The Walk Through History at Clothiers’ is a very popular event. Newcomers can get an overview of clothing styles from throughout Period, and oldtimers can get new ideas.

This year the event stewards for Clothiers’ Seminar have made participating in the Walk Through History even easier. You can sign up in advance at

Post expires at 12:07pm on Saturday February 2nd, 2019

Correction to the Link to the Falcon Banner Group on MeWe

First, this is not a plug for joining us on MeWe. The Falcon Banner will still post notifications on our email subscriber list, the Calonlist, Twitter and (until 2021) on our Facebook page.

That said, when I posted the link on New Years Day, I gave the wrong link for the Falcon Banner group on MeWe. When I was setting this up over the holidays, I ended up creating two groups. And, in my haste, I of course posted the link to the wrong one.
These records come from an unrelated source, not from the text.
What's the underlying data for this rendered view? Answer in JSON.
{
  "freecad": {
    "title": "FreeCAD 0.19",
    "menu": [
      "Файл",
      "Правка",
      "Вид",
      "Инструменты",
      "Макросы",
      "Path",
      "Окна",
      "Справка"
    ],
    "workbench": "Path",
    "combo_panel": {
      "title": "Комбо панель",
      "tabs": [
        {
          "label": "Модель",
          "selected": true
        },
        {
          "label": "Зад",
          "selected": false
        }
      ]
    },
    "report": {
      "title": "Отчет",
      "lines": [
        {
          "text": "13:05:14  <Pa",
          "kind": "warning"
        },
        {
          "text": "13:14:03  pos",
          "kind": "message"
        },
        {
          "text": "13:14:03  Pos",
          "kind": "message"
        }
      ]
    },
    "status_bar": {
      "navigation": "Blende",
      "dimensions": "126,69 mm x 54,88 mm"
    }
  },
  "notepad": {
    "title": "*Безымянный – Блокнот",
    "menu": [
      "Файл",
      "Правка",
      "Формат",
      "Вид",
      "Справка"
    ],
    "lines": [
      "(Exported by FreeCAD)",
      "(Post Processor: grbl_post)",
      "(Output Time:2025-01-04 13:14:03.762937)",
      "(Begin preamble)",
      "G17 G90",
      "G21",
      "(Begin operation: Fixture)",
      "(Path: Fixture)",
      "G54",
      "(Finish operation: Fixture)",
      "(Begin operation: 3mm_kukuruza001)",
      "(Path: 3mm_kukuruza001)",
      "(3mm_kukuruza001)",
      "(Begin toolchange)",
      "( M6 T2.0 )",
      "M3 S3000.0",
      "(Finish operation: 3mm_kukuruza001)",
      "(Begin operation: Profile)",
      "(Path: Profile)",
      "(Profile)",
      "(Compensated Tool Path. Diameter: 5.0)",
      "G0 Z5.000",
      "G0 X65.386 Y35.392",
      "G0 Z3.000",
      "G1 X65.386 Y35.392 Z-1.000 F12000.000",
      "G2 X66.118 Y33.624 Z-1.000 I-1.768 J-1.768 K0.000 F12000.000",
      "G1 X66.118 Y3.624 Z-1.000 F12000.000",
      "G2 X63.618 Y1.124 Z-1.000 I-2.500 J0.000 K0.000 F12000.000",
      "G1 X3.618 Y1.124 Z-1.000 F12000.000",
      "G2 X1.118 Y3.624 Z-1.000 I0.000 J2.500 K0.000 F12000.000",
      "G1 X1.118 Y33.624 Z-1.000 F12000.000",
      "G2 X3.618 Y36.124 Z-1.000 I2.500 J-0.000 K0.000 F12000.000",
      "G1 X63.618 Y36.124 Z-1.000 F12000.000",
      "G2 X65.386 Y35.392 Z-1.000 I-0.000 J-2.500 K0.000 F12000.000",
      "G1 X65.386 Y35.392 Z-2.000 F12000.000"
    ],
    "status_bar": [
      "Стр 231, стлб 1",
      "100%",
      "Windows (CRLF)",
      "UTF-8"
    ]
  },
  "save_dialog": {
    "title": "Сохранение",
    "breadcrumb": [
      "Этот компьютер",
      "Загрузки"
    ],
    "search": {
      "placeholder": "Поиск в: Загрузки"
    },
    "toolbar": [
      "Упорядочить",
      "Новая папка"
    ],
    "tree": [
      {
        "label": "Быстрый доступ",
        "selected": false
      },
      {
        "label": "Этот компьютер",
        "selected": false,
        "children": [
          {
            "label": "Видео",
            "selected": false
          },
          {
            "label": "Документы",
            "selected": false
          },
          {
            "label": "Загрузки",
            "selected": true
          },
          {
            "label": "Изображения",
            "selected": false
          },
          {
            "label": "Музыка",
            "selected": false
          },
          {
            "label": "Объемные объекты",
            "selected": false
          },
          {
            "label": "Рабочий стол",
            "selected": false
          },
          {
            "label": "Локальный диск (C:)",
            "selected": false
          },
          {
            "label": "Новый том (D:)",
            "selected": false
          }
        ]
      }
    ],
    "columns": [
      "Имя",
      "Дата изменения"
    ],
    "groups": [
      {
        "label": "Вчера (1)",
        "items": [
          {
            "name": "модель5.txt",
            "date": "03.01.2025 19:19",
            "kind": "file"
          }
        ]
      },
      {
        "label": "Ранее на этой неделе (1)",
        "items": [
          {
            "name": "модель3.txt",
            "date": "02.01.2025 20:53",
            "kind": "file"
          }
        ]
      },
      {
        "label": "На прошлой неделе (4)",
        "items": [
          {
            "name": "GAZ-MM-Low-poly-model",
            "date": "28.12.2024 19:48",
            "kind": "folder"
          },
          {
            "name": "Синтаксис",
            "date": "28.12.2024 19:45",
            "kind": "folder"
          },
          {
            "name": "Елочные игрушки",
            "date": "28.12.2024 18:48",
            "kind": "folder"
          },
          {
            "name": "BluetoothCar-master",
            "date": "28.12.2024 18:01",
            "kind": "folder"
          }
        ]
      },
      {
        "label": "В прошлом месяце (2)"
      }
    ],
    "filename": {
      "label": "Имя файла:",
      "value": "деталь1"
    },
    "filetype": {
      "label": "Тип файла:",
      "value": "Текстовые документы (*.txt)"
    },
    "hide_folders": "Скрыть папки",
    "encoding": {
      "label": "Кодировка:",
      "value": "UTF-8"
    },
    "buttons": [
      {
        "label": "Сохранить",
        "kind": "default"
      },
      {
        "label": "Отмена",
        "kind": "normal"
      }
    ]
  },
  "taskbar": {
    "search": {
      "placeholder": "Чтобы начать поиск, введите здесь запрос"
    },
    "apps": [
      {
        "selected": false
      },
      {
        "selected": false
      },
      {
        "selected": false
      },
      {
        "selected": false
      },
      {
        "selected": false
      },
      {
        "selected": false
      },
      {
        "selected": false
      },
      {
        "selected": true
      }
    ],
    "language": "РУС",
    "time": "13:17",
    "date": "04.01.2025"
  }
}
The link to the active Falcon Banner link on MeWe is (note the “1” at the end)

Also, the link to the Falcon Banner page on MeWe is

I will give everybody time to shift, then I will delete the other group this weekend.

My apologies for the confusion. Excuse the dust, don’t walk under the ladders and watch your head in that low spot. We are very much under construction.

Theme for Clothiers’ Display, and Call for Instructors.

The theme for this year’s display at Clothiers Seminar will be heraldic garb! Please contact me if you have some heraldic garb you would like to have displayed, and a bit about where and when it would have been worn!

Also we are still recruiting instructors! Please visit

Mistress Giraude Benet
Jill Sibley
No calls after 9pm, please

Post expires at 11:11am on Saturday February 2nd, 2019